Khodorkovsky notes the brain drain arising because intelligent and talented people simply prefer not to live in an ‘encampment of thugs’. Nevertheless, these tens of thousands of talented people ‘have gained invaluable experience in Western corporations, and in the right circumstances can return to their Motherland.’
Muscovy or Gardarika?
Khodorkovsky’s vision of the future Russia is a confederation of perhaps twenty great metropolises, almost city states, with checks and balances to ensure that neither federal institutions, the governor or mayor (both locally elected) nor the local councils can behave autocratically. Regular free and fair elections will be crucial, as will the development of an independent judiciary. What is needed is ‘a genuine federal parliamentary republic in Russia, with a developed system of self-government.’ Local self-government is, of course, the very force that in recent years the Putin regime has been trying above all else to crush, but a unified state in a country as diverse as Russia (from Moscow to Grozny, Kazan to Magadan, Kaliningrad to Khabarovsk, St Petersburg to Kemerovo) is possible ‘only under the cruellest of dictatorships, which crushes and levels out all local characteristics.’
The old model for ruling Russia is Muscovy, a country formed from a single city state, but there was another Rus before this, a country of self-governing and totally independent towns — Gardarika as the Vikings called it in their epics. ‘It’s Gardarika that we need today in place of Muscovy,’ as an alternative to the inflexibility of centralisation. ‘In my opinion, there should be no more than 20 such metropolises in Russia. We simply don’t have a large enough population for more than that. In fhe future these metropolises will become territorial centres, the capitals of a new structural organisation. We might call them “lands”.’ [‘zemli’]
Feared Empire or Prosperous Nation?
Khodorkovsky’s vision for the future of the Russian nation is ‘a state of all the peoples of Russia who declare that it is their desire and their will to become its co-founders. It will have nothing in common with a state that is based on privilege given by blood or belief. However, it cannot ignore the simple fact that the political space out of which it has grown was formed by the active participation of the Russian people and is based on their culture.’

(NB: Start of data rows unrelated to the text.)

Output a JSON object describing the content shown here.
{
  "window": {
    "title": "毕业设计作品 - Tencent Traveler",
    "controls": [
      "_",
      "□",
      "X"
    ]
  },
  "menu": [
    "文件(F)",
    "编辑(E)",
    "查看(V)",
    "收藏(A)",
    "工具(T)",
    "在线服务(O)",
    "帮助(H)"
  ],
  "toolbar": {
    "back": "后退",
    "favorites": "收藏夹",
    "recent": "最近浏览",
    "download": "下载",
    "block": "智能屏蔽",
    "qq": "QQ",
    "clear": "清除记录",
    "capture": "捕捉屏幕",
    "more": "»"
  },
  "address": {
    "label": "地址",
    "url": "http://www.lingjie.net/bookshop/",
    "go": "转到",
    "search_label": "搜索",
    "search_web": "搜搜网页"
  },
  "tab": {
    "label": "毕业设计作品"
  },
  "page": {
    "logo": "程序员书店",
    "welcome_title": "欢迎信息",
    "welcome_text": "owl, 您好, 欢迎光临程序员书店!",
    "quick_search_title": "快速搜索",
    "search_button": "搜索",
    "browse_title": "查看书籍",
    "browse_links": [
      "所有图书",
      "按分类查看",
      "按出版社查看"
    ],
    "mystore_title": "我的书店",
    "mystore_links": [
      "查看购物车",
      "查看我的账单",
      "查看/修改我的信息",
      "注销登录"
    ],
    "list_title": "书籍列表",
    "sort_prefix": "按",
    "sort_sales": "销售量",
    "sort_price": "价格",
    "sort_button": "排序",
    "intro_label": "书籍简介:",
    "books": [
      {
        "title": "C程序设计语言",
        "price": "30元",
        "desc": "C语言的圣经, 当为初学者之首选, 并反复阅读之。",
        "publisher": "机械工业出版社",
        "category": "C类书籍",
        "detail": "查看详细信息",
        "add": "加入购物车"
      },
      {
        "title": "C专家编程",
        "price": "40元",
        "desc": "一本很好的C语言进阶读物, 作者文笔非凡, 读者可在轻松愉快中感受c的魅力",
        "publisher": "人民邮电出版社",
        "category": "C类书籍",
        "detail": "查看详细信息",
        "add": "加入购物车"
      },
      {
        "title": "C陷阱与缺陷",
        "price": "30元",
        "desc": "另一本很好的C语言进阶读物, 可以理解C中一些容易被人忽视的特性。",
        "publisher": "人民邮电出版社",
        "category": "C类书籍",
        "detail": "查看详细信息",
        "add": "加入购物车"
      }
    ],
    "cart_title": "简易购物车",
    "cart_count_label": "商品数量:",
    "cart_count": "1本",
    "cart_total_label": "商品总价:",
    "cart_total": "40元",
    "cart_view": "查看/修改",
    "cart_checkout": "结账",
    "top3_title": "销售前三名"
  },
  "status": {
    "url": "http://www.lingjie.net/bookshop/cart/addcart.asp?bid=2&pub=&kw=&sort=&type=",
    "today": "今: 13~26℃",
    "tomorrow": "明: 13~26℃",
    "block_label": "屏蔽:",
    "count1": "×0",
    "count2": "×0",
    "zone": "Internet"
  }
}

‘The ability to speak the Russian language freely and a knowledge of the basic facts of Russian history and culture should be compulsory in order to receive Russian citizenship. Also, there has to be an awareness of basic economic, political and legal knowledge, as well as a readiness to accept the fundamental legal norms of Russian society.’